### TASK DIRECTIONS
Go through the lines below and copy any that hold the string "image".

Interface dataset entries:
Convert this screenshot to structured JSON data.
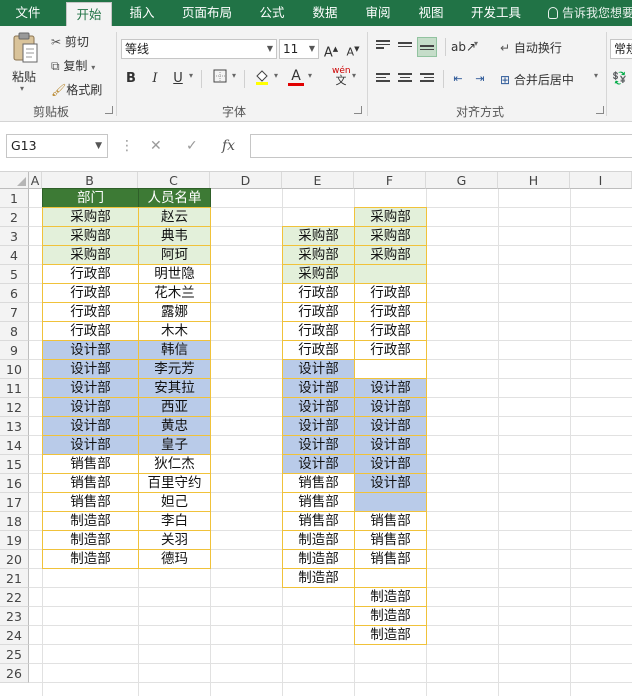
{
  "menu": {
    "tabs": [
      {
        "label": "文件",
        "active": false
      },
      {
        "label": "开始",
        "active": true
      },
      {
        "label": "插入",
        "active": false
      },
      {
        "label": "页面布局",
        "active": false
      },
      {
        "label": "公式",
        "active": false
      },
      {
        "label": "数据",
        "active": false
      },
      {
        "label": "审阅",
        "active": false
      },
      {
        "label": "视图",
        "active": false
      },
      {
        "label": "开发工具",
        "active": false
      }
    ],
    "tell_me": "告诉我您想要"
  },
  "ribbon": {
    "clipboard": {
      "paste": "粘贴",
      "cut": "剪切",
      "copy": "复制",
      "format_painter": "格式刷",
      "group": "剪贴板"
    },
    "font": {
      "name": "等线",
      "size": "11",
      "bold": "B",
      "italic": "I",
      "underline": "U",
      "wen": "wén",
      "group": "字体",
      "font_color": "#e00000"
    },
    "alignment": {
      "wrap": "自动换行",
      "merge": "合并后居中",
      "group": "对齐方式"
    },
    "number": {
      "format": "常规"
    }
  },
  "formula_bar": {
    "name_box": "G13",
    "formula": ""
  },
  "grid": {
    "columns": [
      "A",
      "B",
      "C",
      "D",
      "E",
      "F",
      "G",
      "H",
      "I"
    ],
    "rows": [
      "1",
      "2",
      "3",
      "4",
      "5",
      "6",
      "7",
      "8",
      "9",
      "10",
      "11",
      "12",
      "13",
      "14",
      "15",
      "16",
      "17",
      "18",
      "19",
      "20",
      "21",
      "22",
      "23",
      "24",
      "25",
      "26"
    ],
    "colors": {
      "header": "#3d7a35",
      "green": "#e3f0da",
      "blue": "#b9cbe9",
      "border": "#f0c23a"
    },
    "table": {
      "headers": [
        "部门",
        "人员名单"
      ],
      "rows": [
        {
          "dept": "采购部",
          "name": "赵云",
          "fill": "green"
        },
        {
          "dept": "采购部",
          "name": "典韦",
          "fill": "green"
        },
        {
          "dept": "采购部",
          "name": "阿珂",
          "fill": "green"
        },
        {
          "dept": "行政部",
          "name": "明世隐",
          "fill": "plain"
        },
        {
          "dept": "行政部",
          "name": "花木兰",
          "fill": "plain"
        },
        {
          "dept": "行政部",
          "name": "露娜",
          "fill": "plain"
        },
        {
          "dept": "行政部",
          "name": "木木",
          "fill": "plain"
        },
        {
          "dept": "设计部",
          "name": "韩信",
          "fill": "blue"
        },
        {
          "dept": "设计部",
          "name": "李元芳",
          "fill": "blue"
        },
        {
          "dept": "设计部",
          "name": "安其拉",
          "fill": "blue"
        },
        {
          "dept": "设计部",
          "name": "西亚",
          "fill": "blue"
        },
        {
          "dept": "设计部",
          "name": "黄忠",
          "fill": "blue"
        },
        {
          "dept": "设计部",
          "name": "皇子",
          "fill": "blue"
        },
        {
          "dept": "销售部",
          "name": "狄仁杰",
          "fill": "plain"
        },
        {
          "dept": "销售部",
          "name": "百里守约",
          "fill": "plain"
        },
        {
          "dept": "销售部",
          "name": "妲己",
          "fill": "plain"
        },
        {
          "dept": "制造部",
          "name": "李白",
          "fill": "plain"
        },
        {
          "dept": "制造部",
          "name": "关羽",
          "fill": "plain"
        },
        {
          "dept": "制造部",
          "name": "德玛",
          "fill": "plain"
        }
      ]
    },
    "col_e": [
      {
        "row": 3,
        "text": "采购部",
        "fill": "green"
      },
      {
        "row": 4,
        "text": "采购部",
        "fill": "green"
      },
      {
        "row": 5,
        "text": "采购部",
        "fill": "green"
      },
      {
        "row": 6,
        "text": "行政部",
        "fill": "plain"
      },
      {
        "row": 7,
        "text": "行政部",
        "fill": "plain"
      },
      {
        "row": 8,
        "text": "行政部",
        "fill": "plain"
      },
      {
        "row": 9,
        "text": "行政部",
        "fill": "plain"
      },
      {
        "row": 10,
        "text": "设计部",
        "fill": "blue"
      },
      {
        "row": 11,
        "text": "设计部",
        "fill": "blue"
      },
      {
        "row": 12,
        "text": "设计部",
        "fill": "blue"
      },
      {
        "row": 13,
        "text": "设计部",
        "fill": "blue"
      },
      {
        "row": 14,
        "text": "设计部",
        "fill": "blue"
      },
      {
        "row": 15,
        "text": "设计部",
        "fill": "blue"
      },
      {
        "row": 16,
        "text": "销售部",
        "fill": "plain"
      },
      {
        "row": 17,
        "text": "销售部",
        "fill": "plain"
      },
      {
        "row": 18,
        "text": "销售部",
        "fill": "plain"
      },
      {
        "row": 19,
        "text": "制造部",
        "fill": "plain"
      },
      {
        "row": 20,
        "text": "制造部",
        "fill": "plain"
      },
      {
        "row": 21,
        "text": "制造部",
        "fill": "plain"
      }
    ],
    "col_f": [
      {
        "row": 2,
        "text": "采购部",
        "fill": "green"
      },
      {
        "row": 3,
        "text": "采购部",
        "fill": "green"
      },
      {
        "row": 4,
        "text": "采购部",
        "fill": "green"
      },
      {
        "row": 5,
        "text": "",
        "fill": "green"
      },
      {
        "row": 6,
        "text": "行政部",
        "fill": "plain"
      },
      {
        "row": 7,
        "text": "行政部",
        "fill": "plain"
      },
      {
        "row": 8,
        "text": "行政部",
        "fill": "plain"
      },
      {
        "row": 9,
        "text": "行政部",
        "fill": "plain"
      },
      {
        "row": 10,
        "text": "",
        "fill": "plain"
      },
      {
        "row": 11,
        "text": "设计部",
        "fill": "blue"
      },
      {
        "row": 12,
        "text": "设计部",
        "fill": "blue"
      },
      {
        "row": 13,
        "text": "设计部",
        "fill": "blue"
      },
      {
        "row": 14,
        "text": "设计部",
        "fill": "blue"
      },
      {
        "row": 15,
        "text": "设计部",
        "fill": "blue"
      },
      {
        "row": 16,
        "text": "设计部",
        "fill": "blue"
      },
      {
        "row": 17,
        "text": "",
        "fill": "blue"
      },
      {
        "row": 18,
        "text": "销售部",
        "fill": "plain"
      },
      {
        "row": 19,
        "text": "销售部",
        "fill": "plain"
      },
      {
        "row": 20,
        "text": "销售部",
        "fill": "plain"
      },
      {
        "row": 21,
        "text": "",
        "fill": "plain"
      },
      {
        "row": 22,
        "text": "制造部",
        "fill": "plain"
      },
      {
        "row": 23,
        "text": "制造部",
        "fill": "plain"
      },
      {
        "row": 24,
        "text": "制造部",
        "fill": "plain"
      }
    ]
  }
}
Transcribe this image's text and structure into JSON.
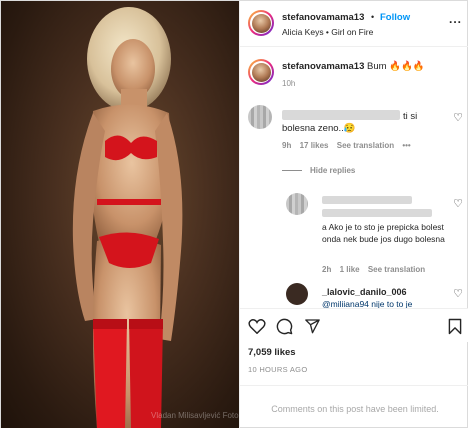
{
  "photo": {
    "watermark": "Vladan Milisavljević Fotografija"
  },
  "header": {
    "username": "stefanovamama13",
    "separator": "•",
    "follow_label": "Follow",
    "music": "Alicia Keys • Girl on Fire",
    "more_label": "..."
  },
  "caption": {
    "username": "stefanovamama13",
    "text": "Bum 🔥🔥🔥",
    "time": "10h"
  },
  "comments": [
    {
      "text_tail": "ti si",
      "text_line2": "bolesna zeno..😥",
      "time": "9h",
      "likes": "17 likes",
      "see_translation": "See translation",
      "more": "•••"
    }
  ],
  "replies_toggle": "Hide replies",
  "replies": [
    {
      "text": "a Ako je to sto je prepicka bolest onda nek bude jos dugo bolesna",
      "time": "2h",
      "likes": "1 like",
      "see_translation": "See translation"
    },
    {
      "username": "_lalovic_danilo_006",
      "text": "@miliiana94 nije to to je"
    }
  ],
  "post": {
    "likes": "7,059 likes",
    "time_ago": "10 HOURS AGO",
    "comments_limited": "Comments on this post have been limited."
  }
}
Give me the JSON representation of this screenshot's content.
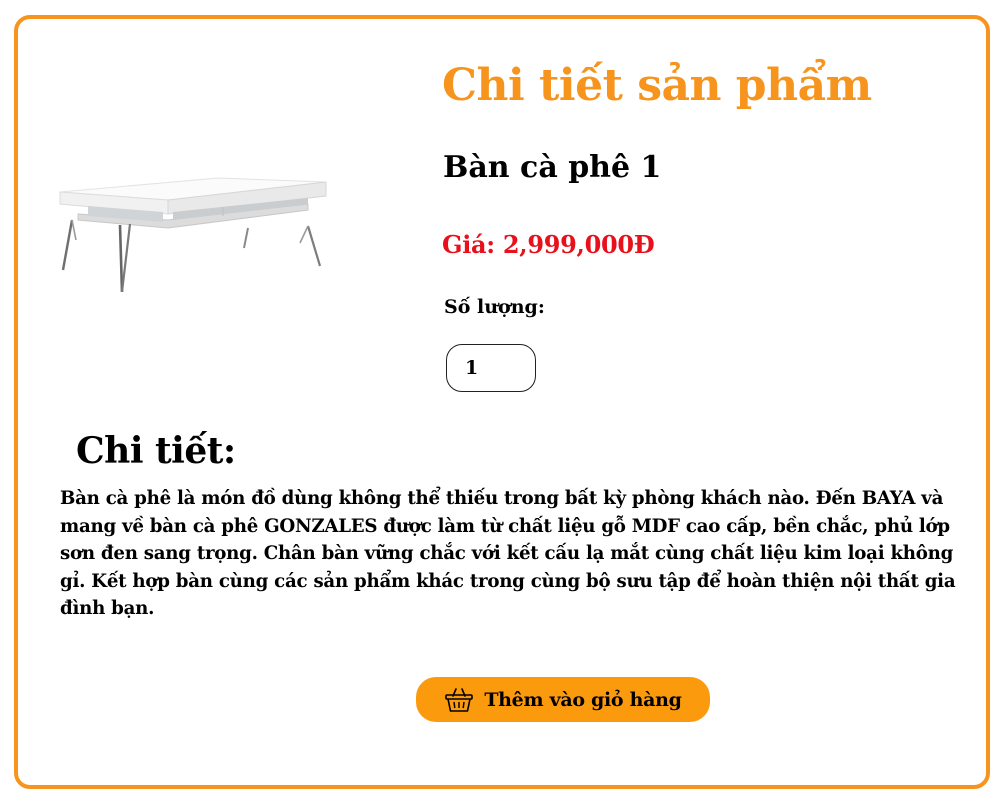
{
  "header": {
    "title": "Chi tiết sản phẩm"
  },
  "product": {
    "name": "Bàn cà phê 1",
    "price": "Giá: 2,999,000Đ",
    "image_icon": "coffee-table-image"
  },
  "quantity": {
    "label": "Số lượng:",
    "value": "1"
  },
  "details": {
    "heading": "Chi tiết:",
    "text": "Bàn cà phê là món đồ dùng không thể thiếu trong bất kỳ phòng khách nào. Đến BAYA và mang về bàn cà phê GONZALES được làm từ chất liệu gỗ MDF cao cấp, bền chắc, phủ lớp sơn đen sang trọng. Chân bàn vững chắc với kết cấu lạ mắt cùng chất liệu kim loại không gỉ. Kết hợp bàn cùng các sản phẩm khác trong cùng bộ sưu tập để hoàn thiện nội thất gia đình bạn."
  },
  "actions": {
    "add_to_cart_label": "Thêm vào giỏ hàng",
    "add_to_cart_icon": "shopping-basket-icon"
  },
  "colors": {
    "accent": "#f7941d",
    "button": "#fc9a0e",
    "price": "#e8101a"
  }
}
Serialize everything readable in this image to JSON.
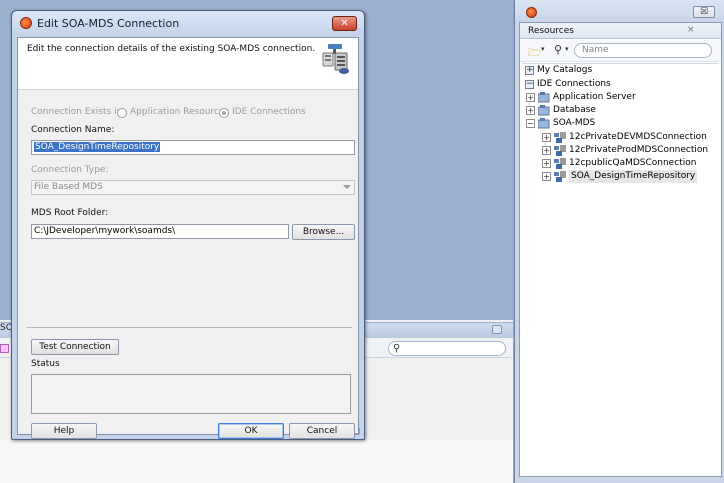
{
  "dialog": {
    "title": "Edit SOA-MDS Connection",
    "description": "Edit the connection details of the existing SOA-MDS connection.",
    "connection_exists_in_label": "Connection Exists in:",
    "radio_app_resources": "Application Resources",
    "radio_ide_connections": "IDE Connections",
    "connection_name_label": "Connection Name:",
    "connection_name_value": "SOA_DesignTimeRepository",
    "connection_type_label": "Connection Type:",
    "connection_type_value": "File Based MDS",
    "mds_root_label": "MDS Root Folder:",
    "mds_root_value": "C:\\JDeveloper\\mywork\\soamds\\",
    "browse_label": "Browse...",
    "test_connection_label": "Test Connection",
    "status_label": "Status",
    "help_label": "Help",
    "ok_label": "OK",
    "cancel_label": "Cancel",
    "close_glyph": "✕"
  },
  "resources": {
    "title": "Resources",
    "close_glyph": "×",
    "search_placeholder": "Name",
    "tree": [
      {
        "label": "My Catalogs",
        "level": 0,
        "expander": "+"
      },
      {
        "label": "IDE Connections",
        "level": 0,
        "expander": "−"
      },
      {
        "label": "Application Server",
        "level": 1,
        "expander": "+"
      },
      {
        "label": "Database",
        "level": 1,
        "expander": "+"
      },
      {
        "label": "SOA-MDS",
        "level": 1,
        "expander": "−"
      },
      {
        "label": "12cPrivateDEVMDSConnection",
        "level": 2,
        "expander": "+"
      },
      {
        "label": "12cPrivateProdMDSConnection",
        "level": 2,
        "expander": "+"
      },
      {
        "label": "12cpublicQaMDSConnection",
        "level": 2,
        "expander": "+"
      },
      {
        "label": "SOA_DesignTimeRepository",
        "level": 2,
        "expander": "+",
        "selected": true
      }
    ]
  },
  "background": {
    "left_tab_text": "SOA"
  },
  "colors": {
    "selection": "#3b73c7",
    "dialog_frame": "#c3d3e8",
    "close_button": "#c84027"
  }
}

### RESPONSE BOX
Transcribe this image's text and structure into JSON.
    "image_icon": "coffee-table-image"
Serialize everything readable in this image to JSON.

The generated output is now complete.